Morandi’s contemplative paintings speak to me and I quite often find myself visiting them for the appreciation of his mastery of the reductive process.
In this Still Life he arranged three items directly in front of each other creating a beautiful arrangement of shapes and lines. How he integrated the three with the table and background is absolutely gorgeous.
I love the elegant structure of the shapes, especially the relationship of the top of the spout with the rhythmic movement of the three marks at the right. The horizontal dark line holds them beautifully. (see detail image) I hope you can feel the relationships.
Two of the marks (above the dark line) and the top of the goblet seem to float, connecting our gaze to that sensitive horizontal shadow in the goblet’s top, and leading us to the oval top of the spout. We are then gently brought down to the wonderful dark structure. I mustn’t neglect another sensitive movement, leading our eye down the spout to the bottom edge of the ochre shape on the goblet. This in turn takes us to that magnificent small curved mark engaging us with the movements above.
The top of the goblet seems to be floating, energizing the painting brilliantly. Reducing the subject matter to an arrangement of shapes supports this consideration masterfully. The blending or integration of the objects with the background and table is visual poetry at it’s best.
Note how we seem to be both level with the goblet and slightly above it at the same time. I’m sure this is an homage to Cézanne.
The painting is an exquisite arrangement of shapes and lines revealing a level of sophistication and visual poetry I admire greatly.
Ben Nicholson - Still Life (Violin) - 1932 - 30 x 24 in - oil and gesso on board
This painting is an excellent example on how artists allow recent influences to show in their development. Nicholson engaged with Cubism as a means to refine and personalize his awareness of this major development in contemporary painting, and used it to provide a solid foundation for his journey towards abstraction. Here, like Picasso and Braque, he uses the picture plane while simultaneously shifting our view to provide the sense of space.

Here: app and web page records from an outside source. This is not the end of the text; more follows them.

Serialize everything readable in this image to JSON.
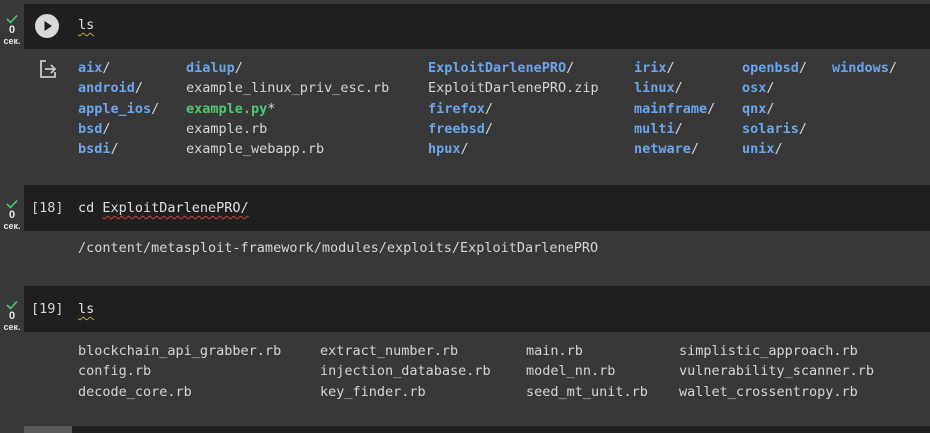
{
  "cells": [
    {
      "status": {
        "count": "0",
        "unit": "сек."
      },
      "command": "ls",
      "execution_count": "",
      "output_columns": [
        [
          {
            "text": "aix",
            "slash": "/",
            "kind": "dir"
          },
          {
            "text": "android",
            "slash": "/",
            "kind": "dir"
          },
          {
            "text": "apple_ios",
            "slash": "/",
            "kind": "dir"
          },
          {
            "text": "bsd",
            "slash": "/",
            "kind": "dir"
          },
          {
            "text": "bsdi",
            "slash": "/",
            "kind": "dir"
          }
        ],
        [
          {
            "text": "dialup",
            "slash": "/",
            "kind": "dir"
          },
          {
            "text": "example_linux_priv_esc.rb",
            "slash": "",
            "kind": "file"
          },
          {
            "text": "example.py",
            "slash": "*",
            "kind": "exe"
          },
          {
            "text": "example.rb",
            "slash": "",
            "kind": "file"
          },
          {
            "text": "example_webapp.rb",
            "slash": "",
            "kind": "file"
          }
        ],
        [
          {
            "text": "ExploitDarlenePRO",
            "slash": "/",
            "kind": "dir"
          },
          {
            "text": "ExploitDarlenePRO.zip",
            "slash": "",
            "kind": "file"
          },
          {
            "text": "firefox",
            "slash": "/",
            "kind": "dir"
          },
          {
            "text": "freebsd",
            "slash": "/",
            "kind": "dir"
          },
          {
            "text": "hpux",
            "slash": "/",
            "kind": "dir"
          }
        ],
        [
          {
            "text": "irix",
            "slash": "/",
            "kind": "dir"
          },
          {
            "text": "linux",
            "slash": "/",
            "kind": "dir"
          },
          {
            "text": "mainframe",
            "slash": "/",
            "kind": "dir"
          },
          {
            "text": "multi",
            "slash": "/",
            "kind": "dir"
          },
          {
            "text": "netware",
            "slash": "/",
            "kind": "dir"
          }
        ],
        [
          {
            "text": "openbsd",
            "slash": "/",
            "kind": "dir"
          },
          {
            "text": "osx",
            "slash": "/",
            "kind": "dir"
          },
          {
            "text": "qnx",
            "slash": "/",
            "kind": "dir"
          },
          {
            "text": "solaris",
            "slash": "/",
            "kind": "dir"
          },
          {
            "text": "unix",
            "slash": "/",
            "kind": "dir"
          }
        ],
        [
          {
            "text": "windows",
            "slash": "/",
            "kind": "dir"
          }
        ]
      ]
    },
    {
      "status": {
        "count": "0",
        "unit": "сек."
      },
      "execution_count": "[18]",
      "command_prefix": "cd ",
      "command_arg": "ExploitDarlenePRO/",
      "output_text": "/content/metasploit-framework/modules/exploits/ExploitDarlenePRO"
    },
    {
      "status": {
        "count": "0",
        "unit": "сек."
      },
      "execution_count": "[19]",
      "command": "ls",
      "output_columns": [
        [
          "blockchain_api_grabber.rb",
          "config.rb",
          "decode_core.rb"
        ],
        [
          "extract_number.rb",
          "injection_database.rb",
          "key_finder.rb"
        ],
        [
          "main.rb",
          "model_nn.rb",
          "seed_mt_unit.rb"
        ],
        [
          "simplistic_approach.rb",
          "vulnerability_scanner.rb",
          "wallet_crossentropy.rb"
        ]
      ]
    }
  ],
  "icons": {
    "status": "check-icon",
    "run": "play-icon",
    "output": "output-exit-icon"
  },
  "colors": {
    "directory": "#6aa6ee",
    "executable": "#4ec973",
    "check": "#4ec973"
  }
}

The lines of the grid are both in front and behind the violin, conveying the feeling of space. I love the repeating rhythm of a series of vertical rectangles and how their dance gently contains my perusal. Can you feel how the white one is nearer and the others recede? You are meant to sense this dance rather than see the harmony they provide in the composition. The two verticals patterned with dots is open to interpretation ( I think of the act of playing the instrument and the rhythmic lines at the upper left is the sound of the music.)

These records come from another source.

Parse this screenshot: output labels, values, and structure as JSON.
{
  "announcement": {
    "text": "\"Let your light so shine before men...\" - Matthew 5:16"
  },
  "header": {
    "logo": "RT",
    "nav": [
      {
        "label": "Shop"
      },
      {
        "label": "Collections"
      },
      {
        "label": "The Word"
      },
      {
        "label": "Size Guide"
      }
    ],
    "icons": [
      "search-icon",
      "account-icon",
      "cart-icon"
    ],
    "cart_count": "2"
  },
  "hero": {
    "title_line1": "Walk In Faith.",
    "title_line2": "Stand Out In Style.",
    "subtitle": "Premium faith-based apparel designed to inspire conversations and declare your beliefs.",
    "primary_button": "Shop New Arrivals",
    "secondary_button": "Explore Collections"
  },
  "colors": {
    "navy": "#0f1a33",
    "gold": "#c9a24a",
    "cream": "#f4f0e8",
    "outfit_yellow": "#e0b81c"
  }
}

The wonderful “shifting of space” in the body of the violin, the positioning of the F-holes and showing us the side view of the neck and scroll not only shows Nicholson’s understanding of cubism, it also shows us his restraint and refinement of this great consideration in twentieth century painting.